If your organization would be to successfully handle cybersecurity risks, you want to understand what things to keep an eye out for.
That is where Verizon’s 2020 Data Breach Investigations Report comes from. Its yearlong investigation of the causes of information breach has shown the 6 most frequent methods organizations fall prey to.
We took a look at every one of these on this site and see which comes out on the top.
1. Criminal hacking
It should not be a surprise that criminal hacking is the most effective cause of information breaches since it is frequently required to run certain attacks. Malware and SQL injection, as an instance, are often only possible when criminal hacks into an organization’s system.
It is typically related to computer programming, but Verizon discovered that the most popular offender hacking technique included stolen credentials. This does not need any specialized knowledge. Crooks can buy the credentials on the darkened net, locate down them, crack them with a password-generating device or figure them.
After a cybercriminal includes a user’s login credentials, then they can execute any number of nefarious actions, but it typically boils down to extracting data to commit fraud or market on the darknet, or to establish additional attacks, such as phishing scams.
2. Social engineering
Verizon’s analysis found that nearly a quarter of information breaches are brought on by fraudsters only acting as they belong. You are likely aware of phishing, where cybercriminals send malicious emails that appear valid, but Verizon also emphasized the danger of financial pretexting.
Pretexting is very similar to phishing because crooks contact their aims under false pretenses to obtain their data (in this instance, financial information especially). But, protesters contact sufferers by telephone in addition to by email, and instead of replicating a valid organization’s site, they just ask that the target ship them their financial particulars.
Once they have that info, the crooks can perpetrate fraud, sell the information or contact a third party (like the victim’s bank or a provider the victim’s company functions with) requesting information in their history.
3. Human error
Breaches do not need to be brought on by someone acting maliciously.
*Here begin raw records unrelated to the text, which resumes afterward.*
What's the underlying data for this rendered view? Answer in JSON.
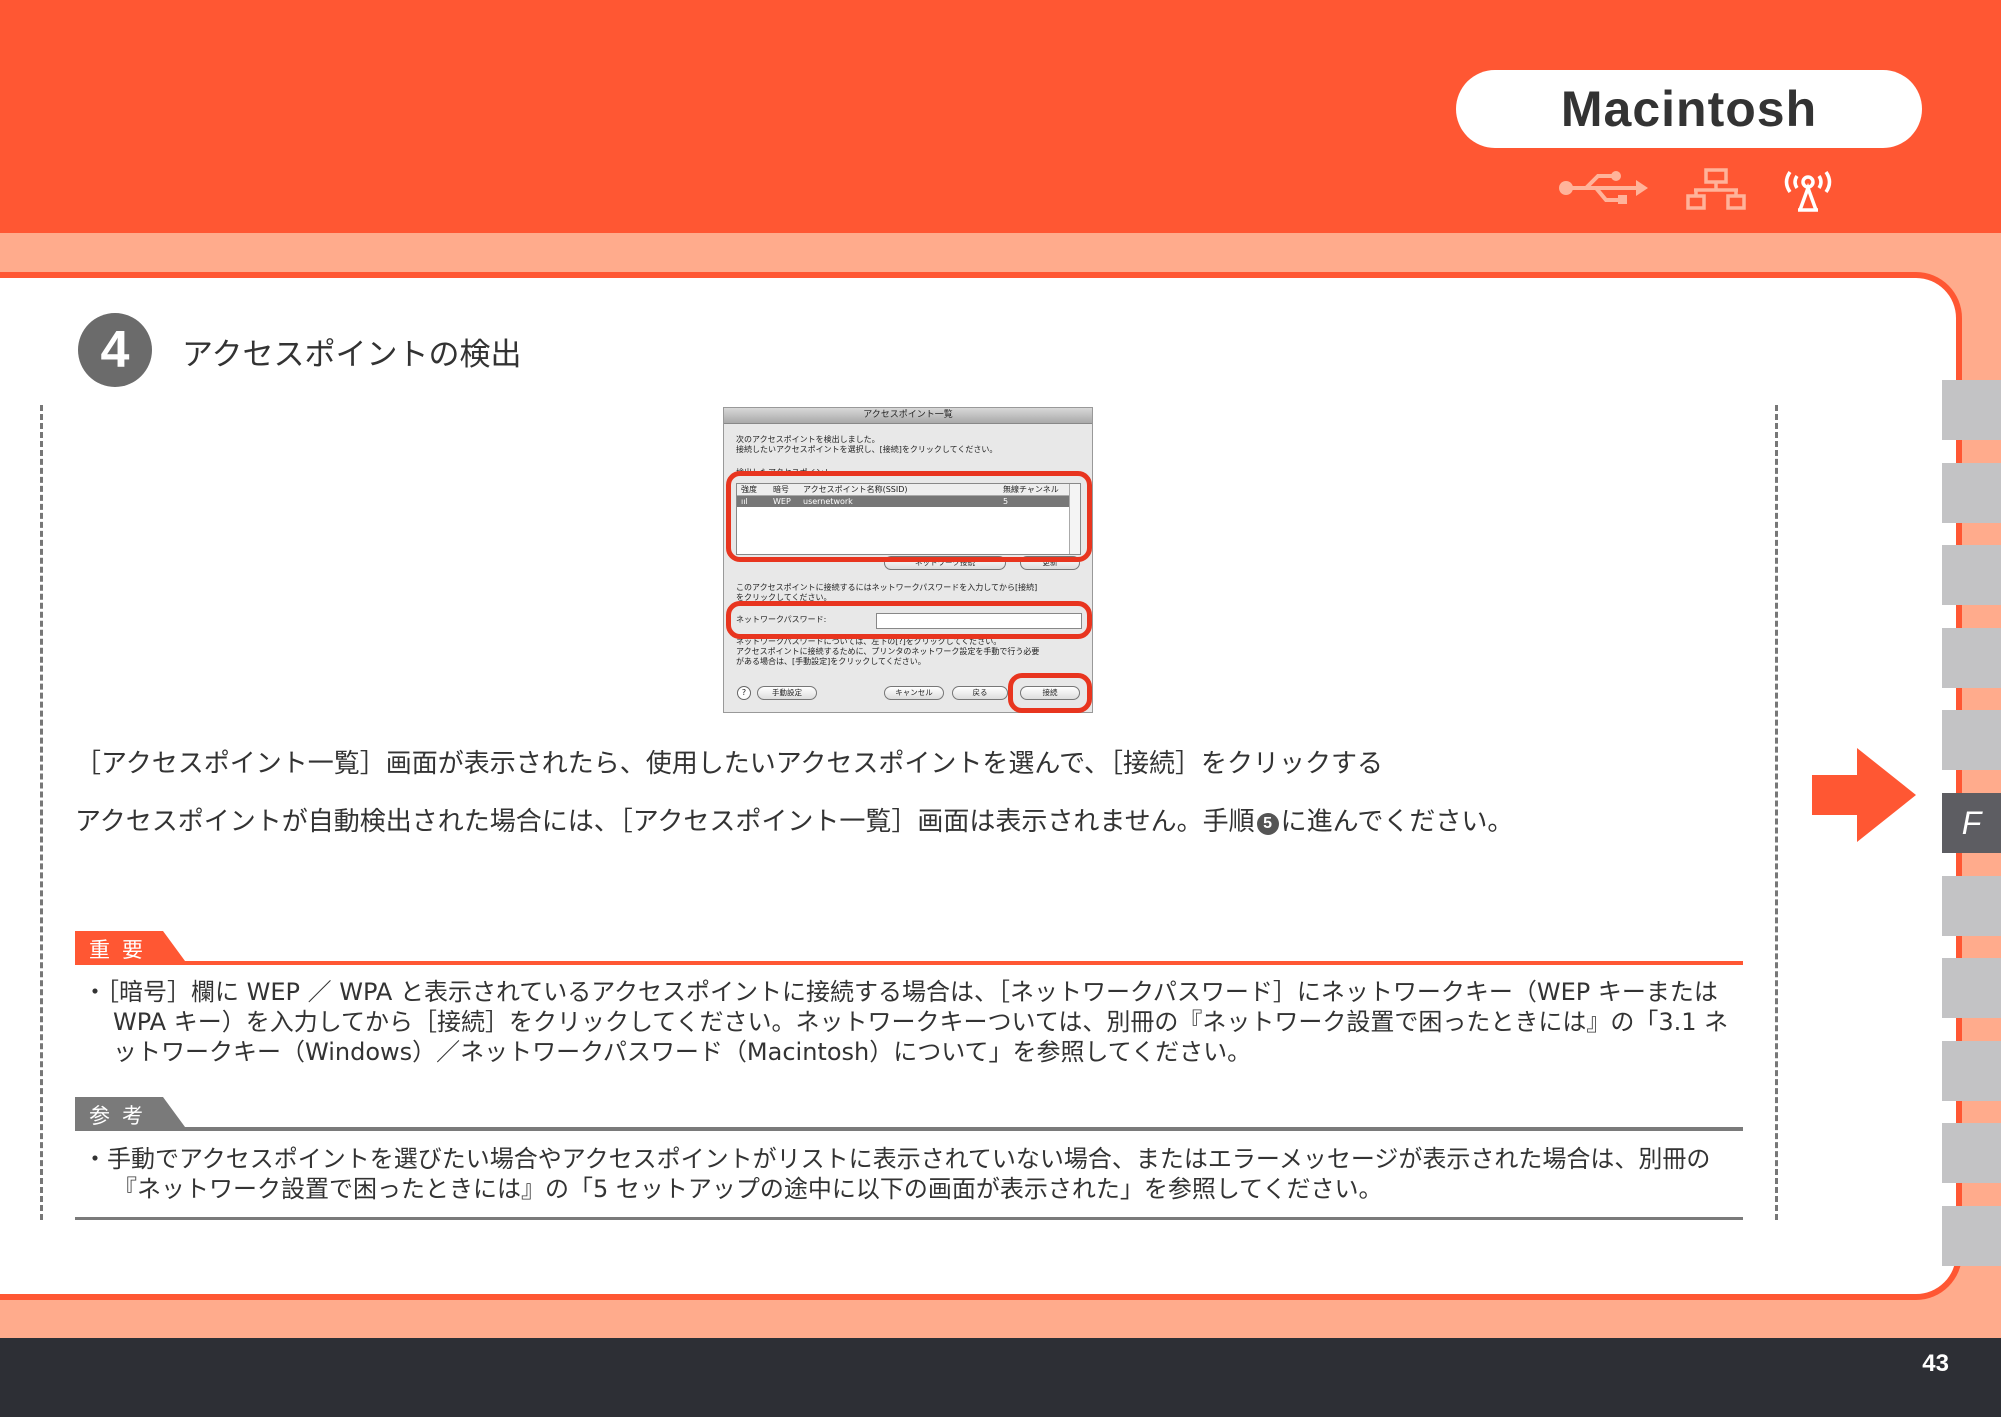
{
  "header": {
    "os_label": "Macintosh",
    "connection_icons": [
      "usb-icon",
      "wired-lan-icon",
      "wireless-lan-icon"
    ],
    "colors": {
      "brand": "#ff5733",
      "band": "#ffab8c",
      "footer": "#2d2f35"
    }
  },
  "step": {
    "number": "4",
    "title": "アクセスポイントの検出"
  },
  "dialog": {
    "title": "アクセスポイント一覧",
    "intro_line1": "次のアクセスポイントを検出しました。",
    "intro_line2": "接続したいアクセスポイントを選択し、[接続]をクリックしてください。",
    "list_label": "検出したアクセスポイント:",
    "columns": [
      "強度",
      "暗号",
      "アクセスポイント名称(SSID)",
      "無線チャンネル"
    ],
    "rows": [
      {
        "strength": "ııl",
        "encryption": "WEP",
        "ssid": "usernetwork",
        "channel": "5"
      }
    ],
    "detail_button": "ネットワーク接続",
    "refresh_button": "更新",
    "pwd_instruction_line1": "このアクセスポイントに接続するにはネットワークパスワードを入力してから[接続]",
    "pwd_instruction_line2": "をクリックしてください。",
    "pwd_label": "ネットワークパスワード:",
    "pwd_value": "",
    "note_line1": "ネットワークパスワードについては、左下の[?]をクリックしてください。",
    "note_line2": "アクセスポイントに接続するために、プリンタのネットワーク設定を手動で行う必要",
    "note_line3": "がある場合は、[手動設定]をクリックしてください。",
    "help_glyph": "?",
    "manual_button": "手動設定",
    "cancel_button": "キャンセル",
    "back_button": "戻る",
    "connect_button": "接続"
  },
  "body": {
    "instruction": "［アクセスポイント一覧］画面が表示されたら、使用したいアクセスポイントを選んで、［接続］をクリックする",
    "auto_note_before": "アクセスポイントが自動検出された場合には、［アクセスポイント一覧］画面は表示されません。手順",
    "auto_note_step": "5",
    "auto_note_after": "に進んでください。"
  },
  "important": {
    "label": "重要",
    "text": "・［暗号］欄に WEP ／ WPA と表示されているアクセスポイントに接続する場合は、［ネットワークパスワード］にネットワークキー（WEP キーまたは WPA キー）を入力してから［接続］をクリックしてください。ネットワークキーついては、別冊の『ネットワーク設置で困ったときには』の「3.1 ネットワークキー（Windows）／ネットワークパスワード（Macintosh）について」を参照してください。"
  },
  "reference": {
    "label": "参考",
    "text": "・手動でアクセスポイントを選びたい場合やアクセスポイントがリストに表示されていない場合、またはエラーメッセージが表示された場合は、別冊の『ネットワーク設置で困ったときには』の「5 セットアップの途中に以下の画面が表示された」を参照してください。"
  },
  "side_nav": {
    "active_label": "F"
  },
  "footer": {
    "page_number": "43"
  }
}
Verizon discovered more than one in five episodes was the effect of a mistake made by an employee.
The most common mistakes involved sensitive information that has been delivered to the incorrect individual. This may involve sending an email to the wrong individual, attaching the incorrect record, or committing a physical document to somebody who should not have access to this info.
The second most frequent cause of human mistake was misconfiguration, which generally entails leaving a database containing sensitive data online with no password limitations.
4. Physical actions
We have a tendency to consider information breaches as being a consequence of cybercrime, but Verizon discovered that a substantial number of incidents do not involve technology in any way.
Most bodily incidents involve the theft of all paperwork or devices such as notebooks, telephones, and storage apparatus. Workers are encouraged to operate at home or on the move, however, if they do not keep their eye on their resources, an opportunist crook might easily steal them.
Another major physical activity is card skimming. This is really where crooks add a device into account readers and ATMs to harvest payment card info.
Cybercriminals can utilize malware for numerous functions, however, Verizon’s report highlights a couple of notable types, such as RAM scrapers, which scan the memory of electronic devices to gather sensitive data. POS (point-of-sale) systems are especially vulnerable to RAM scraping.
The report also noted that the incidence of keyloggers, which catch the keys struck onto a computer keyboard. They are usually utilized to steal passwords and other sensitive info.
6. Unauthorized use
Organizations always overlook the danger their workers pose, however, Verizon discovered more than one in twelve statistics breaches are brought on by a member of staff using data improperly. There are two chief ways this occurs. The first is privilege abuse, where workers misuse information they have been granted valid access to.
This is not always for malicious intentions. The worker may have stumbled upon the data unintentionally, which may take place if the organization does not set up proper access controls.
Alternately, the worker might have disregarded access policies. This may happen when, as an instance, an employee changes a record without following the right procedure. The second common sort of urgency misuse is information mishandling.